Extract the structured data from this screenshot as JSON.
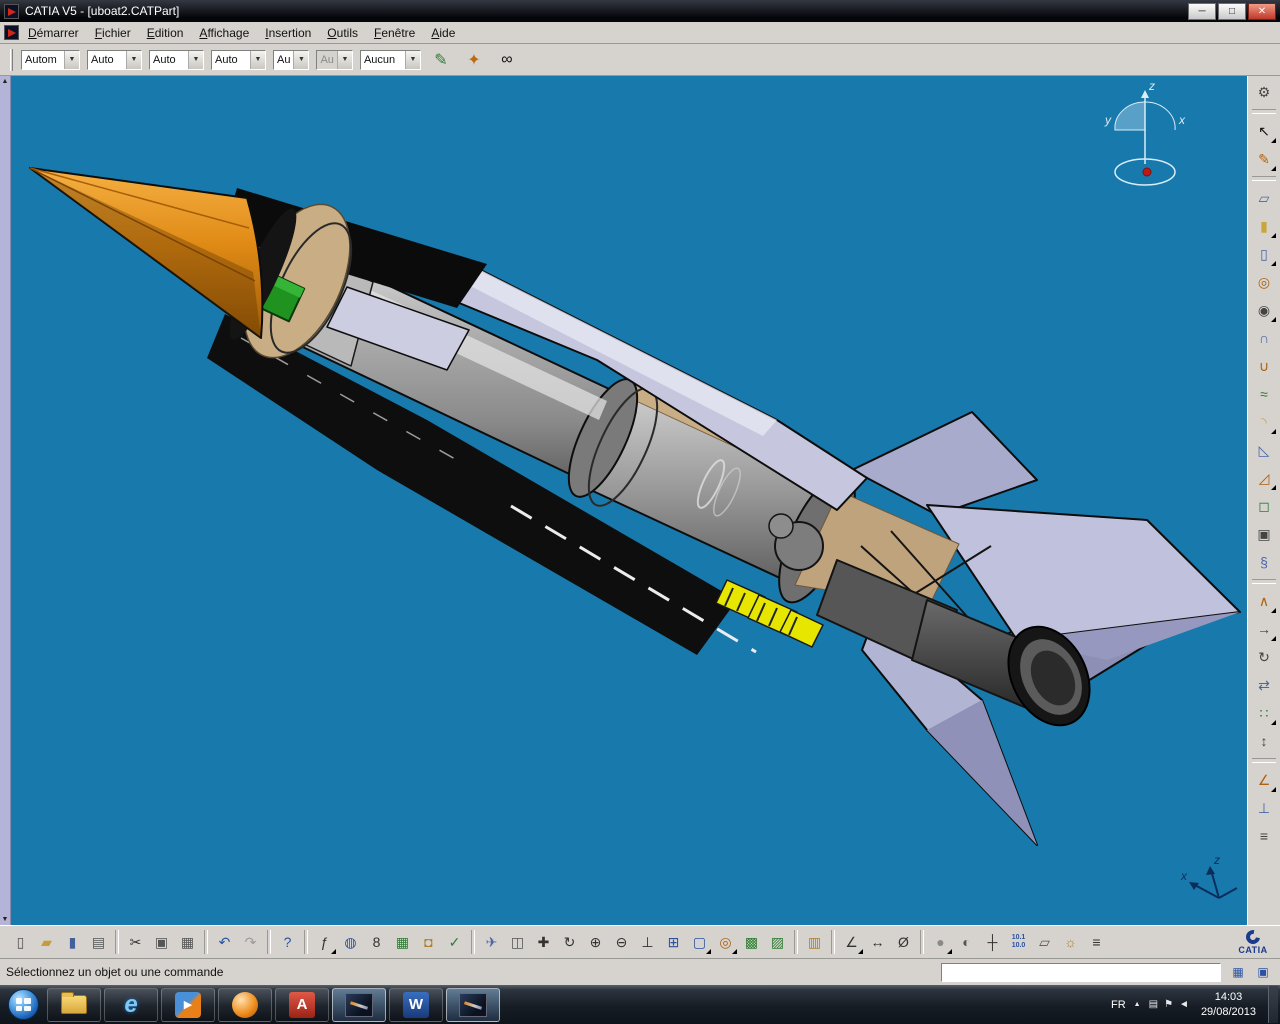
{
  "window": {
    "title": "CATIA V5 - [uboat2.CATPart]",
    "controls": [
      {
        "name": "minimize-button",
        "glyph": "─"
      },
      {
        "name": "maximize-button",
        "glyph": "□"
      },
      {
        "name": "close-button",
        "glyph": "✕"
      }
    ]
  },
  "menubar": {
    "items": [
      {
        "label": "Démarrer"
      },
      {
        "label": "Fichier"
      },
      {
        "label": "Edition"
      },
      {
        "label": "Affichage"
      },
      {
        "label": "Insertion"
      },
      {
        "label": "Outils"
      },
      {
        "label": "Fenêtre"
      },
      {
        "label": "Aide"
      }
    ]
  },
  "toolbar": {
    "combos": [
      {
        "value": "Autom"
      },
      {
        "value": "Auto"
      },
      {
        "value": "Auto"
      },
      {
        "value": "Auto"
      },
      {
        "value": "Au"
      },
      {
        "value": "Au",
        "disabled": true
      },
      {
        "value": "Aucun"
      }
    ],
    "buttons": [
      {
        "name": "painter-icon",
        "glyph": "✎",
        "color": "#2e7d32"
      },
      {
        "name": "paint-wizard-icon",
        "glyph": "✦",
        "color": "#c06a10"
      },
      {
        "name": "custom-view-icon",
        "glyph": "∞",
        "color": "#111111"
      }
    ]
  },
  "tree_scrollbar": {
    "up": "▲",
    "down": "▼"
  },
  "viewport": {
    "background": "#1879ac",
    "compass": {
      "x": "x",
      "y": "y",
      "z": "z"
    },
    "triad": {
      "x": "x",
      "z": "z"
    }
  },
  "right_toolbar": {
    "items": [
      {
        "name": "settings-gear-icon",
        "glyph": "⚙",
        "color": "#444444"
      },
      {
        "sep": true
      },
      {
        "name": "select-icon",
        "glyph": "↖",
        "color": "#111111",
        "fly": true
      },
      {
        "name": "sketcher-icon",
        "glyph": "✎",
        "color": "#b06010",
        "fly": true
      },
      {
        "sep": true
      },
      {
        "name": "plane-icon",
        "glyph": "▱",
        "color": "#4a66aa"
      },
      {
        "name": "pad-icon",
        "glyph": "▮",
        "color": "#caa53c",
        "fly": true
      },
      {
        "name": "pocket-icon",
        "glyph": "▯",
        "color": "#4a66aa",
        "fly": true
      },
      {
        "name": "shaft-icon",
        "glyph": "◎",
        "color": "#b06010"
      },
      {
        "name": "hole-icon",
        "glyph": "◉",
        "color": "#444444",
        "fly": true
      },
      {
        "name": "rib-icon",
        "glyph": "∩",
        "color": "#4a66aa"
      },
      {
        "name": "slot-icon",
        "glyph": "∪",
        "color": "#b06010"
      },
      {
        "name": "loft-icon",
        "glyph": "≈",
        "color": "#2e7d32"
      },
      {
        "name": "fillet-icon",
        "glyph": "◝",
        "color": "#caa53c",
        "fly": true
      },
      {
        "name": "chamfer-icon",
        "glyph": "◺",
        "color": "#4a66aa"
      },
      {
        "name": "draft-icon",
        "glyph": "◿",
        "color": "#b06010",
        "fly": true
      },
      {
        "name": "shell-icon",
        "glyph": "◻",
        "color": "#2e7d32"
      },
      {
        "name": "thickness-icon",
        "glyph": "▣",
        "color": "#444444"
      },
      {
        "name": "thread-icon",
        "glyph": "§",
        "color": "#4a66aa"
      },
      {
        "sep": true
      },
      {
        "name": "boolean-icon",
        "glyph": "∧",
        "color": "#b06010",
        "fly": true
      },
      {
        "name": "translate-icon",
        "glyph": "→",
        "color": "#444444",
        "fly": true
      },
      {
        "name": "rotate-icon",
        "glyph": "↻",
        "color": "#444444"
      },
      {
        "name": "mirror-icon",
        "glyph": "⇄",
        "color": "#4a66aa"
      },
      {
        "name": "pattern-icon",
        "glyph": "∷",
        "color": "#2e7d32",
        "fly": true
      },
      {
        "name": "scale-icon",
        "glyph": "↕",
        "color": "#444444"
      },
      {
        "sep": true
      },
      {
        "name": "measure-tool-icon",
        "glyph": "∠",
        "color": "#b06010",
        "fly": true
      },
      {
        "name": "axis-system-icon",
        "glyph": "⊥",
        "color": "#4a66aa"
      },
      {
        "name": "catalog-browser-icon",
        "glyph": "≡",
        "color": "#444444"
      }
    ]
  },
  "bottom_toolbar": {
    "items": [
      {
        "name": "new-file-icon",
        "glyph": "▯",
        "color": "#555555"
      },
      {
        "name": "open-icon",
        "glyph": "▰",
        "color": "#c79b3b"
      },
      {
        "name": "save-icon",
        "glyph": "▮",
        "color": "#44609c"
      },
      {
        "name": "print-icon",
        "glyph": "▤",
        "color": "#555555"
      },
      {
        "sep": true
      },
      {
        "name": "cut-icon",
        "glyph": "✂",
        "color": "#333333"
      },
      {
        "name": "copy-icon",
        "glyph": "▣",
        "color": "#555555"
      },
      {
        "name": "paste-icon",
        "glyph": "▦",
        "color": "#555555"
      },
      {
        "sep": true
      },
      {
        "name": "undo-icon",
        "glyph": "↶",
        "color": "#2a52a0"
      },
      {
        "name": "redo-icon",
        "glyph": "↷",
        "color": "#9a9a9a"
      },
      {
        "sep": true
      },
      {
        "name": "whats-this-icon",
        "glyph": "?",
        "color": "#2a52a0"
      },
      {
        "sep": true
      },
      {
        "name": "formula-icon",
        "glyph": "ƒ",
        "color": "#333333",
        "fly": true
      },
      {
        "name": "comment-icon",
        "glyph": "◍",
        "color": "#2a52a0"
      },
      {
        "name": "knowledge-icon",
        "glyph": "8",
        "color": "#333333"
      },
      {
        "name": "design-table-icon",
        "glyph": "▦",
        "color": "#2e7d32"
      },
      {
        "name": "lock-icon",
        "glyph": "◘",
        "color": "#b08030"
      },
      {
        "name": "check-analysis-icon",
        "glyph": "✓",
        "color": "#2e7d32"
      },
      {
        "sep": true
      },
      {
        "name": "fly-mode-icon",
        "glyph": "✈",
        "color": "#4a66aa"
      },
      {
        "name": "split-view-icon",
        "glyph": "◫",
        "color": "#555555"
      },
      {
        "name": "pan-icon",
        "glyph": "✚",
        "color": "#333333"
      },
      {
        "name": "rotate-view-icon",
        "glyph": "↻",
        "color": "#333333"
      },
      {
        "name": "zoom-in-icon",
        "glyph": "⊕",
        "color": "#333333"
      },
      {
        "name": "zoom-out-icon",
        "glyph": "⊖",
        "color": "#333333"
      },
      {
        "name": "normal-view-icon",
        "glyph": "⊥",
        "color": "#333333"
      },
      {
        "name": "multi-view-icon",
        "glyph": "⊞",
        "color": "#2a52a0"
      },
      {
        "name": "quick-view-icon",
        "glyph": "▢",
        "color": "#2a52a0",
        "fly": true
      },
      {
        "name": "render-style-icon",
        "glyph": "◎",
        "color": "#b06010",
        "fly": true
      },
      {
        "name": "hide-show-icon",
        "glyph": "▩",
        "color": "#2e7d32"
      },
      {
        "name": "swap-space-icon",
        "glyph": "▨",
        "color": "#2e7d32"
      },
      {
        "sep": true
      },
      {
        "name": "catalog-icon",
        "glyph": "▥",
        "color": "#b08030"
      },
      {
        "sep": true
      },
      {
        "name": "measure-icon",
        "glyph": "∠",
        "color": "#333333",
        "fly": true
      },
      {
        "name": "measure-between-icon",
        "glyph": "↔",
        "color": "#333333"
      },
      {
        "name": "inertia-icon",
        "glyph": "Ø",
        "color": "#333333"
      },
      {
        "sep": true
      },
      {
        "name": "shading-icon",
        "glyph": "●",
        "color": "#8a8a8a",
        "fly": true
      },
      {
        "name": "grab-icon",
        "glyph": "◐",
        "color": "#555555"
      },
      {
        "name": "axis-display-icon",
        "glyph": "┼",
        "color": "#333333"
      },
      {
        "name": "scale-indicator-icon",
        "lines": [
          "10.1",
          "10.0"
        ]
      },
      {
        "name": "depth-effect-icon",
        "glyph": "▱",
        "color": "#555555"
      },
      {
        "name": "lighting-icon",
        "glyph": "☼",
        "color": "#b08030"
      },
      {
        "name": "list-icon",
        "glyph": "≡",
        "color": "#333333"
      }
    ],
    "logo": {
      "product": "CATIA"
    }
  },
  "statusbar": {
    "message": "Sélectionnez un objet ou une commande",
    "field_value": "",
    "buttons": [
      {
        "name": "power-input-icon",
        "glyph": "▦"
      },
      {
        "name": "doc-link-icon",
        "glyph": "▣"
      }
    ]
  },
  "taskbar": {
    "apps": [
      {
        "name": "start-button",
        "kind": "orb"
      },
      {
        "name": "taskbar-explorer",
        "kind": "folder"
      },
      {
        "name": "taskbar-internet-explorer",
        "kind": "ie",
        "label": "e"
      },
      {
        "name": "taskbar-media-player",
        "kind": "wmp",
        "label": "▶"
      },
      {
        "name": "taskbar-app-orange",
        "kind": "ball"
      },
      {
        "name": "taskbar-adobe-reader",
        "kind": "adobe",
        "label": "A"
      },
      {
        "name": "taskbar-catia",
        "kind": "thumb",
        "active": true
      },
      {
        "name": "taskbar-word",
        "kind": "word",
        "label": "W"
      },
      {
        "name": "taskbar-catia-2",
        "kind": "thumb",
        "active": true
      }
    ],
    "tray": {
      "language": "FR",
      "expand": "▲",
      "icons": [
        {
          "name": "tray-display-icon",
          "glyph": "▤"
        },
        {
          "name": "tray-notify-icon",
          "glyph": "⚑"
        },
        {
          "name": "tray-volume-icon",
          "glyph": "◄"
        }
      ],
      "time": "14:03",
      "date": "29/08/2013"
    }
  }
}
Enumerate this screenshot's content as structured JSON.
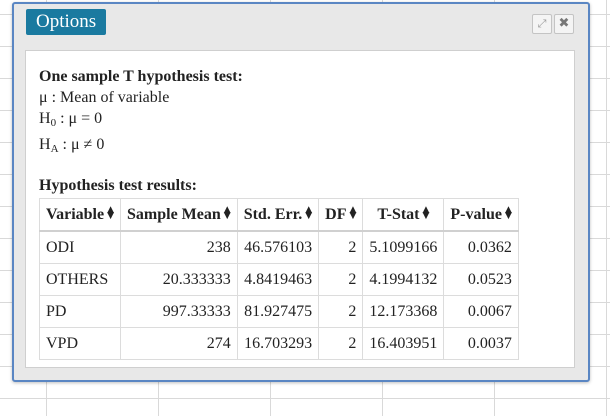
{
  "window": {
    "title": "Options",
    "expand_icon": "expand-icon",
    "close_icon": "close-icon"
  },
  "test": {
    "heading": "One sample T hypothesis test:",
    "mu_line": "μ : Mean of variable",
    "h0_main": "H",
    "h0_sub": "0",
    "h0_rest": " : μ = 0",
    "ha_main": "H",
    "ha_sub": "A",
    "ha_rest": " : μ ≠ 0"
  },
  "results": {
    "heading": "Hypothesis test results:",
    "columns": [
      "Variable",
      "Sample Mean",
      "Std. Err.",
      "DF",
      "T-Stat",
      "P-value"
    ],
    "rows": [
      [
        "ODI",
        "238",
        "46.576103",
        "2",
        "5.1099166",
        "0.0362"
      ],
      [
        "OTHERS",
        "20.333333",
        "4.8419463",
        "2",
        "4.1994132",
        "0.0523"
      ],
      [
        "PD",
        "997.33333",
        "81.927475",
        "2",
        "12.173368",
        "0.0067"
      ],
      [
        "VPD",
        "274",
        "16.703293",
        "2",
        "16.403951",
        "0.0037"
      ]
    ]
  }
}
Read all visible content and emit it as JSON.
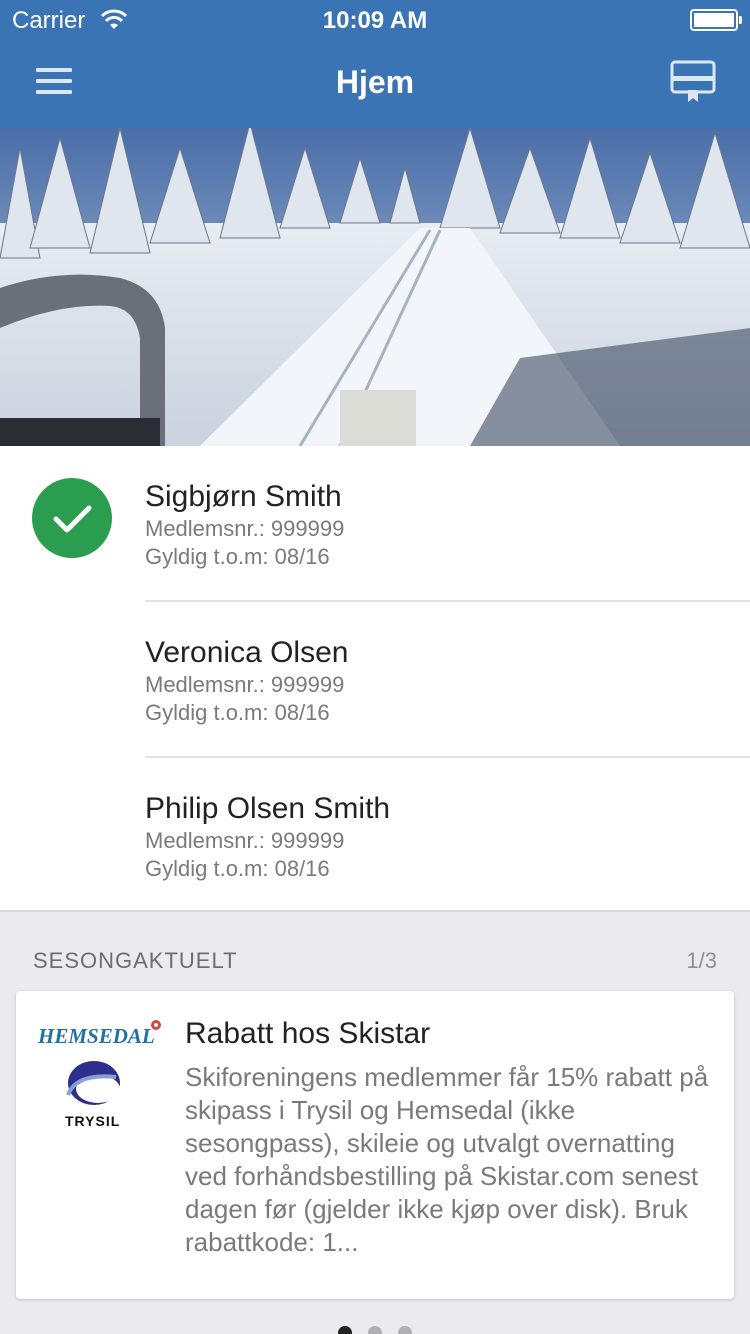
{
  "status_bar": {
    "carrier": "Carrier",
    "time": "10:09 AM"
  },
  "nav": {
    "title": "Hjem",
    "menu_icon": "hamburger-menu-icon",
    "card_icon": "membership-card-icon"
  },
  "members": [
    {
      "name": "Sigbjørn Smith",
      "member_no": "Medlemsnr.: 999999",
      "valid": "Gyldig t.o.m: 08/16",
      "active": true
    },
    {
      "name": "Veronica Olsen",
      "member_no": "Medlemsnr.: 999999",
      "valid": "Gyldig t.o.m: 08/16",
      "active": false
    },
    {
      "name": "Philip Olsen Smith",
      "member_no": "Medlemsnr.: 999999",
      "valid": "Gyldig t.o.m: 08/16",
      "active": false
    }
  ],
  "season": {
    "header": "SESONGAKTUELT",
    "count": "1/3",
    "card": {
      "title": "Rabatt hos Skistar",
      "body": "Skiforeningens medlemmer får 15% rabatt på skipass i Trysil og Hemsedal (ikke sesongpass), skileie og utvalgt overnatting ved forhåndsbestilling på Skistar.com senest dagen før (gjelder ikke kjøp over disk). Bruk rabattkode: 1...",
      "logo_text_top": "HEMSEDAL",
      "logo_text_bottom": "TRYSIL"
    }
  },
  "pagination": {
    "current": 1,
    "total": 3
  },
  "colors": {
    "nav_bg": "#3a74b5",
    "check_green": "#2a9d4e",
    "page_bg": "#ebebef"
  }
}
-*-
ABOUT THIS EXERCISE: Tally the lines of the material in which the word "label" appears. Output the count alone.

REPLY TO THE EXERCISE: 12